In 1976, Kaicho Tadashi Nakamura established Seido Juku and the World Seido Karate Honbu at 61 West 23rd Street in New York City. In “The Human Face of Karate,” Kaicho wrote, “Seido Juku was literally built on the understanding and cooperation of the pupils.” In the more than four decades since, thousands of karateka from around the world have come to be a part of the Seido family of dedicated students under Kaicho. They come to train at a dojo that is open seven days a week, with classes throughout the day and evening. They attend promotions and many special events, such as Kagami Biraki, Women’s Seminar, Black Belt Clinic, Inter-Dojo Tournament, and more. They also get to meet fellow members of all ages, abilities, and backgrounds, and raise funds in support of programs for veterans, students with special needs, or those from challenging circumstances. Honbu is a very special place.

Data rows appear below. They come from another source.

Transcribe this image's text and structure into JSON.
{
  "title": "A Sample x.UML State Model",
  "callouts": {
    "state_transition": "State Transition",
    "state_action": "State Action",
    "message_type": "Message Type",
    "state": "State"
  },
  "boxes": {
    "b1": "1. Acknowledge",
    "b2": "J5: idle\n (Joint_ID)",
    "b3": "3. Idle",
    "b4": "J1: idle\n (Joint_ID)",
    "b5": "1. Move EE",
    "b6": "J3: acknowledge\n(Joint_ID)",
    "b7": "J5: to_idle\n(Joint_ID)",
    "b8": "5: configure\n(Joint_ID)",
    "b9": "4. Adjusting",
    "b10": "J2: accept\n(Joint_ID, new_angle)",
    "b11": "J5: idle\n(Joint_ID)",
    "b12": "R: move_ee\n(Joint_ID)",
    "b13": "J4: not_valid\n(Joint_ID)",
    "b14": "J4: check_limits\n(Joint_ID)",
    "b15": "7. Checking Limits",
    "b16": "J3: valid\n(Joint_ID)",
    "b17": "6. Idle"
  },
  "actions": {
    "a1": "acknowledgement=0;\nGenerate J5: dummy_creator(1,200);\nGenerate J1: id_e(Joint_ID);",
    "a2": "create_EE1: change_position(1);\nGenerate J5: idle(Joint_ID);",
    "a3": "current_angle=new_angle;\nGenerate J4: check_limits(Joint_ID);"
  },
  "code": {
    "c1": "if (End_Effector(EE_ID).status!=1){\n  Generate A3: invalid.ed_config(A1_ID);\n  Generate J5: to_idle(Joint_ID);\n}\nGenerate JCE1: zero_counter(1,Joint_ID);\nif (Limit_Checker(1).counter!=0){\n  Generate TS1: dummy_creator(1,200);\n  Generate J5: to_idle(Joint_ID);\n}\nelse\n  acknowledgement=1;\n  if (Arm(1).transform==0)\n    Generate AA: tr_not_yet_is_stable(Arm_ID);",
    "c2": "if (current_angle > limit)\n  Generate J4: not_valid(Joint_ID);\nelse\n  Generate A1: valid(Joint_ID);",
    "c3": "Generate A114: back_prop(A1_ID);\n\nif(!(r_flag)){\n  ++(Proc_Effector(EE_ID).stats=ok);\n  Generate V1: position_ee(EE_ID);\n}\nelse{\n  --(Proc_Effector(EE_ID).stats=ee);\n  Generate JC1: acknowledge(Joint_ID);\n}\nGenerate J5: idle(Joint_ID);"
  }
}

A New Home
Nidaime recently wrote to us
“We always say that your dojo is wherever you are, that it doesn’t matter whether we’re at the beach, on a grass field upstate at Gasshuku, or even at a tournament – your dojo is wherever you are.”
“What we can’t deny is that Honbu is a living, breathing thing that has absorbed the energies of all who have trained here, past and present, over the last 43 years. Our blood, sweat, and tears are on this very floor.”Nidaime A. Nakamura – Vice Chairman World Seido Karate

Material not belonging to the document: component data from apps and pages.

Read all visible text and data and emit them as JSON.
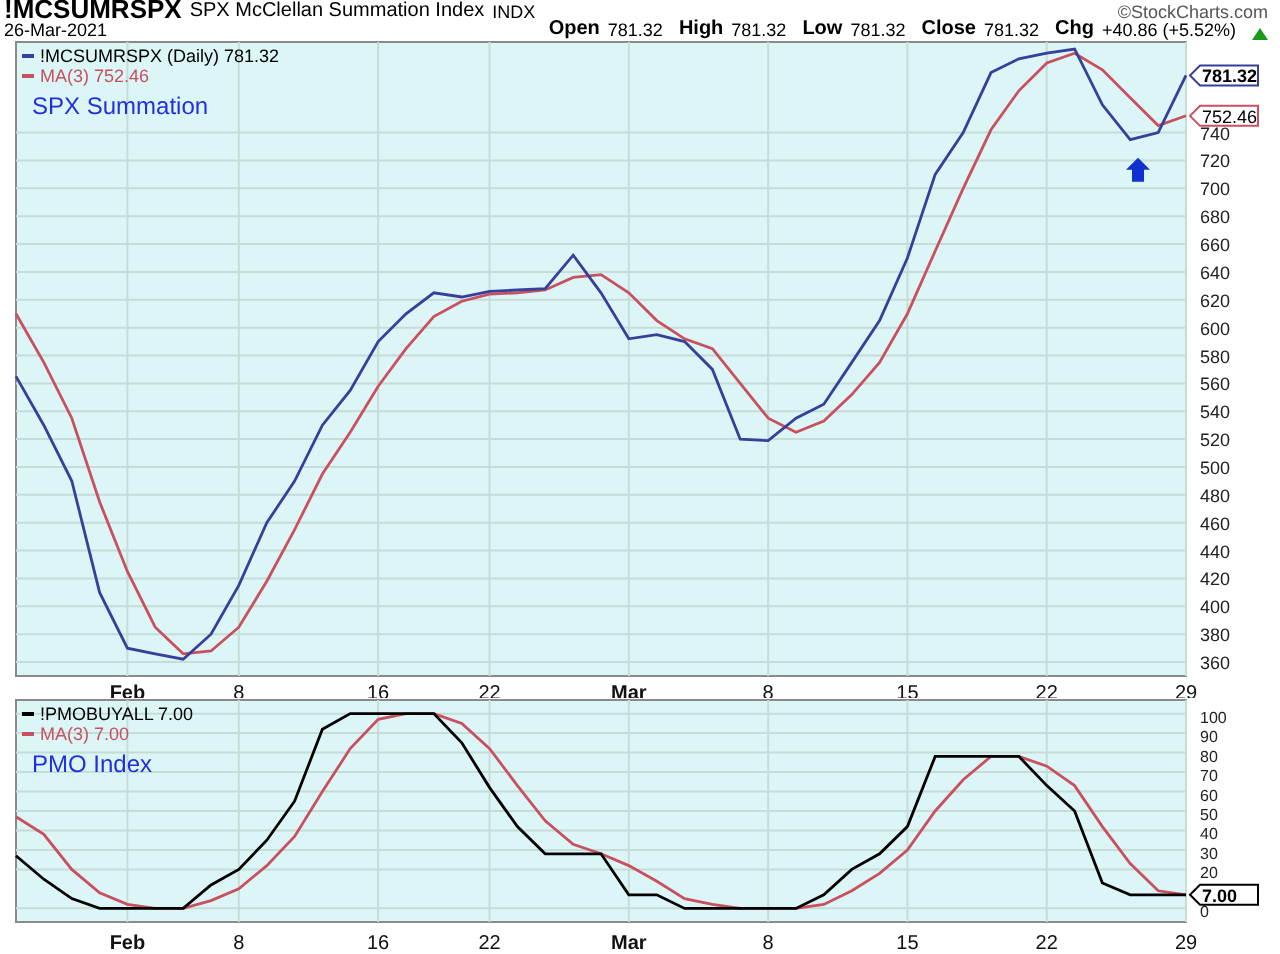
{
  "header": {
    "symbol": "!MCSUMRSPX",
    "name": "SPX McClellan Summation Index",
    "exchange": "INDX",
    "copyright": "©StockCharts.com",
    "date": "26-Mar-2021",
    "quote": [
      {
        "label": "Open",
        "value": "781.32"
      },
      {
        "label": "High",
        "value": "781.32"
      },
      {
        "label": "Low",
        "value": "781.32"
      },
      {
        "label": "Close",
        "value": "781.32"
      },
      {
        "label": "Chg",
        "value": "+40.86 (+5.52%)"
      }
    ]
  },
  "panels": [
    {
      "chart_data": {
        "type": "line",
        "title": "SPX Summation",
        "categories": [
          null,
          null,
          null,
          null,
          "Feb",
          null,
          null,
          null,
          "8",
          null,
          null,
          null,
          null,
          "16",
          null,
          null,
          null,
          "22",
          null,
          null,
          null,
          null,
          "Mar",
          null,
          null,
          null,
          null,
          "8",
          null,
          null,
          null,
          null,
          "15",
          null,
          null,
          null,
          null,
          "22",
          null,
          null,
          null,
          null,
          "29"
        ],
        "ylim": [
          350,
          805
        ],
        "grid": true,
        "legend": "upper left",
        "yticks": [
          360,
          380,
          400,
          420,
          440,
          460,
          480,
          500,
          520,
          540,
          560,
          580,
          600,
          620,
          640,
          660,
          680,
          700,
          720,
          740
        ],
        "series": [
          {
            "name": "!MCSUMRSPX (Daily) 781.32",
            "color": "#34409a",
            "values": [
              565,
              530,
              490,
              410,
              370,
              366,
              362,
              380,
              415,
              460,
              490,
              530,
              555,
              590,
              610,
              625,
              622,
              626,
              627,
              628,
              652,
              625,
              592,
              595,
              590,
              570,
              520,
              519,
              535,
              545,
              575,
              605,
              650,
              710,
              740,
              783,
              793,
              797,
              800,
              760,
              735,
              740,
              781
            ]
          },
          {
            "name": "MA(3) 752.46",
            "color": "#c9505f",
            "values": [
              610,
              575,
              535,
              475,
              425,
              385,
              366,
              368,
              385,
              418,
              455,
              495,
              525,
              558,
              585,
              608,
              619,
              624,
              625,
              627,
              636,
              638,
              625,
              605,
              592,
              585,
              560,
              535,
              525,
              533,
              552,
              575,
              610,
              655,
              700,
              742,
              770,
              790,
              797,
              785,
              765,
              745,
              752
            ]
          }
        ]
      },
      "price_tags": [
        {
          "text": "781.32",
          "color": "#34409a"
        },
        {
          "text": "752.46",
          "color": "#c9505f"
        }
      ]
    },
    {
      "chart_data": {
        "type": "line",
        "title": "PMO Index",
        "categories": [
          null,
          null,
          null,
          null,
          "Feb",
          null,
          null,
          null,
          "8",
          null,
          null,
          null,
          null,
          "16",
          null,
          null,
          null,
          "22",
          null,
          null,
          null,
          null,
          "Mar",
          null,
          null,
          null,
          null,
          "8",
          null,
          null,
          null,
          null,
          "15",
          null,
          null,
          null,
          null,
          "22",
          null,
          null,
          null,
          null,
          "29"
        ],
        "ylim": [
          -7,
          107
        ],
        "grid": true,
        "legend": "upper left",
        "yticks": [
          0,
          20,
          30,
          40,
          50,
          60,
          70,
          80,
          90,
          100
        ],
        "series": [
          {
            "name": "!PMOBUYALL 7.00",
            "color": "#000000",
            "values": [
              27,
              15,
              5,
              0,
              0,
              0,
              0,
              12,
              20,
              35,
              55,
              92,
              100,
              100,
              100,
              100,
              85,
              62,
              42,
              28,
              28,
              28,
              7,
              7,
              0,
              0,
              0,
              0,
              0,
              7,
              20,
              28,
              42,
              78,
              78,
              78,
              78,
              63,
              50,
              13,
              7,
              7,
              7
            ]
          },
          {
            "name": "MA(3) 7.00",
            "color": "#c9505f",
            "values": [
              47,
              38,
              20,
              8,
              2,
              0,
              0,
              4,
              10,
              22,
              37,
              60,
              82,
              97,
              100,
              100,
              95,
              82,
              63,
              45,
              33,
              28,
              22,
              14,
              5,
              2,
              0,
              0,
              0,
              2,
              9,
              18,
              30,
              50,
              66,
              78,
              78,
              73,
              63,
              42,
              23,
              9,
              7
            ]
          }
        ]
      },
      "price_tags": [
        {
          "text": "7.00",
          "color": "#000000"
        }
      ]
    }
  ]
}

The members of the organization must now reflect on the rich history of the space and appreciate our time left here to train and grow. But we must look to the future and bring the same energy and dedication to finding, securing, and building a new home for Seido Karate. This is not the first time Seido has relocated. Kaicho started at the Brooklyn Academy of Music, then moved to 14th Street in Manhattan before settling at our current location in the Chelsea section, an area where skyrocketing property values have made it very costly to operate.
After a very long and careful search, Nidaime has zeroed in on three specific commercial spaces near the present location on 23rd Street. Nidaime is consulting with an architect, a plumber, and contractors about the market costs associated with the relocation. Per those discussions, and discussions with the owners of these spaces, the preliminary estimated costs are as follows:
To aid in securing, building, and relocating to the new headquarters, our organization has started a $250,000 fundraising campaign.
“We can do this. But please don’t sit back and wait for the grand re-opening of Honbu on January 1, 2020,”
“We need each and every one of us to get it done. Thank you for your time and dedication to this effort.”
What did we do in the UK?
On Saturday 12 October 2019 nearly 50 students took part in a Kickathon at our dojo in Micklefield, High Wycombe. Accompanied by a pulsating drumbeat and led by Sei Shihan Roger Thyer-Jones, UK Branch Chief, the students achieved 100,000 kicks during the afternoon.
With sponsorship from individuals and company sponsors such as Talented Teachers and generous personal donations by Heads of our Chiswick dojo and students, we achieved a total of £2648.71 or $3404 US dollars. One special mention goes to junior student Richard Louttit who raised £127.71 by himself. A great effort.
The event was organised by Senpai Mark Terry and his team and supported by the local community who generously provided the students with excellent food at the end of the gruelling session.
Every bit helps and we are sure that Kaicho and Nidaime will appreciate the effort of all our students and supporters.
Sei Shihan Roger Thyer-Jones